Given data below:

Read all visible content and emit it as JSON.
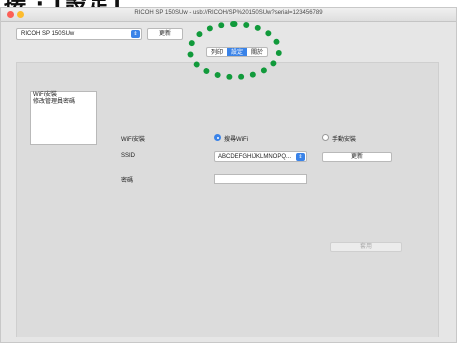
{
  "page_heading": "接 · [設定]",
  "window": {
    "title": "RICOH SP 150SUw - usb://RICOH/SP%20150SUw?serial=123456789"
  },
  "toolbar": {
    "printer_select_value": "RICOH SP 150SUw",
    "refresh_label": "更新"
  },
  "tabs": [
    {
      "label": "列印",
      "active": false
    },
    {
      "label": "設定",
      "active": true
    },
    {
      "label": "關於",
      "active": false
    }
  ],
  "sidebar": {
    "items": [
      {
        "label": "WiFi安裝"
      },
      {
        "label": "修改管理員密碼"
      }
    ]
  },
  "wifi_form": {
    "install_label": "WiFi安裝",
    "search_option": "搜尋WiFi",
    "manual_option": "手動安裝",
    "selected_option": "搜尋WiFi",
    "ssid_label": "SSID",
    "ssid_value": "ABCDEFGHIJKLMNOPQ...",
    "ssid_refresh_label": "更新",
    "password_label": "密碼",
    "password_value": "",
    "apply_label": "套用"
  },
  "colors": {
    "accent": "#3a83e8",
    "highlight_ring": "#119a3b"
  }
}
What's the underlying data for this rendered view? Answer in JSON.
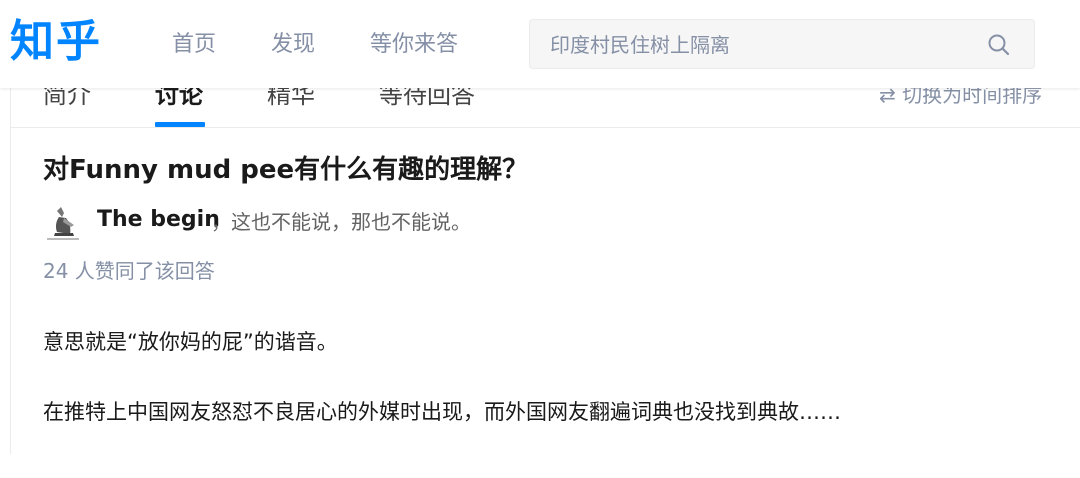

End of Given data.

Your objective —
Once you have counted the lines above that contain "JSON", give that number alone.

Response area —
2